Problem details
This task calls for every entry below to be repeated exactly, without the pictures.

------------------------

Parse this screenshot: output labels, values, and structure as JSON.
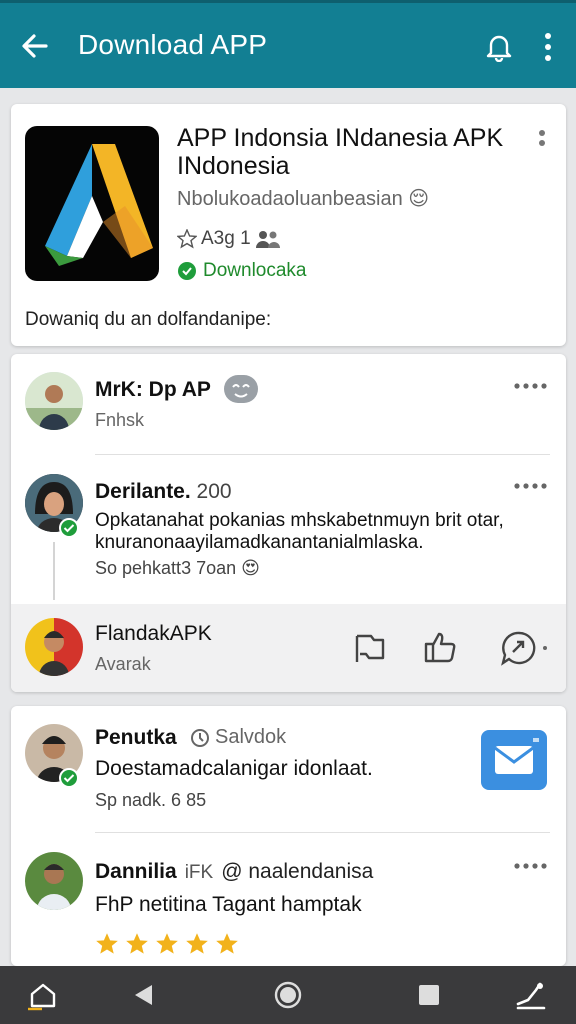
{
  "appbar": {
    "title": "Download APP",
    "back_icon": "back-arrow-icon",
    "bell_icon": "bell-icon",
    "more_icon": "more-vert-icon",
    "color": "#127f93"
  },
  "app_card": {
    "title": "APP Indonsia INdanesia APK INdonesia",
    "subtitle": "Nbolukoadaoluanbeasian 😌",
    "rating": "A3g 1",
    "download_label": "Downlocaka",
    "description": "Dowaniq du an dolfandanipe:"
  },
  "posts": [
    {
      "name": "MrK: Dp AP",
      "sub": "Fnhsk"
    },
    {
      "name": "Derilante.",
      "count": "200",
      "body": "Opkatanahat pokanias mhskabetnmuyn brit otar, knuranonaayilamadkanantanialmlaska.",
      "meta": "So pehkatt3 7oan 😍"
    },
    {
      "name": "FlandakAPK",
      "sub": "Avarak"
    }
  ],
  "posts2": [
    {
      "name": "Penutka",
      "tag": "Salvdok",
      "body": "Doestamadcalanigar idonlaat.",
      "meta": "Sp nadk. 6 85"
    },
    {
      "name": "Dannilia",
      "handle_prefix": "iFK",
      "handle": "@ naalendanisa",
      "body": "FhP netitina Tagant hamptak",
      "stars": 5
    }
  ],
  "colors": {
    "accent_green": "#1f8a2c",
    "star": "#f2b21b",
    "mail_blue": "#3b8fe0",
    "navbar": "#3a3a3c"
  }
}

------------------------

Response box
Parse this screenshot: output labels, values, and structure as JSON.
{
  "appbar": {
    "title": "Download APP",
    "back_icon": "back-arrow-icon",
    "bell_icon": "bell-icon",
    "more_icon": "more-vert-icon",
    "color": "#127f93"
  },
  "app_card": {
    "title": "APP Indonsia INdanesia APK INdonesia",
    "subtitle": "Nbolukoadaoluanbeasian 😌",
    "rating": "A3g 1",
    "download_label": "Downlocaka",
    "description": "Dowaniq du an dolfandanipe:"
  },
  "posts": [
    {
      "name": "MrK: Dp AP",
      "sub": "Fnhsk"
    },
    {
      "name": "Derilante.",
      "count": "200",
      "body": "Opkatanahat pokanias mhskabetnmuyn brit otar, knuranonaayilamadkanantanialmlaska.",
      "meta": "So pehkatt3 7oan 😍"
    },
    {
      "name": "FlandakAPK",
      "sub": "Avarak"
    }
  ],
  "posts2": [
    {
      "name": "Penutka",
      "tag": "Salvdok",
      "body": "Doestamadcalanigar idonlaat.",
      "meta": "Sp nadk. 6 85"
    },
    {
      "name": "Dannilia",
      "handle_prefix": "iFK",
      "handle": "@ naalendanisa",
      "body": "FhP netitina Tagant hamptak",
      "stars": 5
    }
  ],
  "colors": {
    "accent_green": "#1f8a2c",
    "star": "#f2b21b",
    "mail_blue": "#3b8fe0",
    "navbar": "#3a3a3c"
  }
}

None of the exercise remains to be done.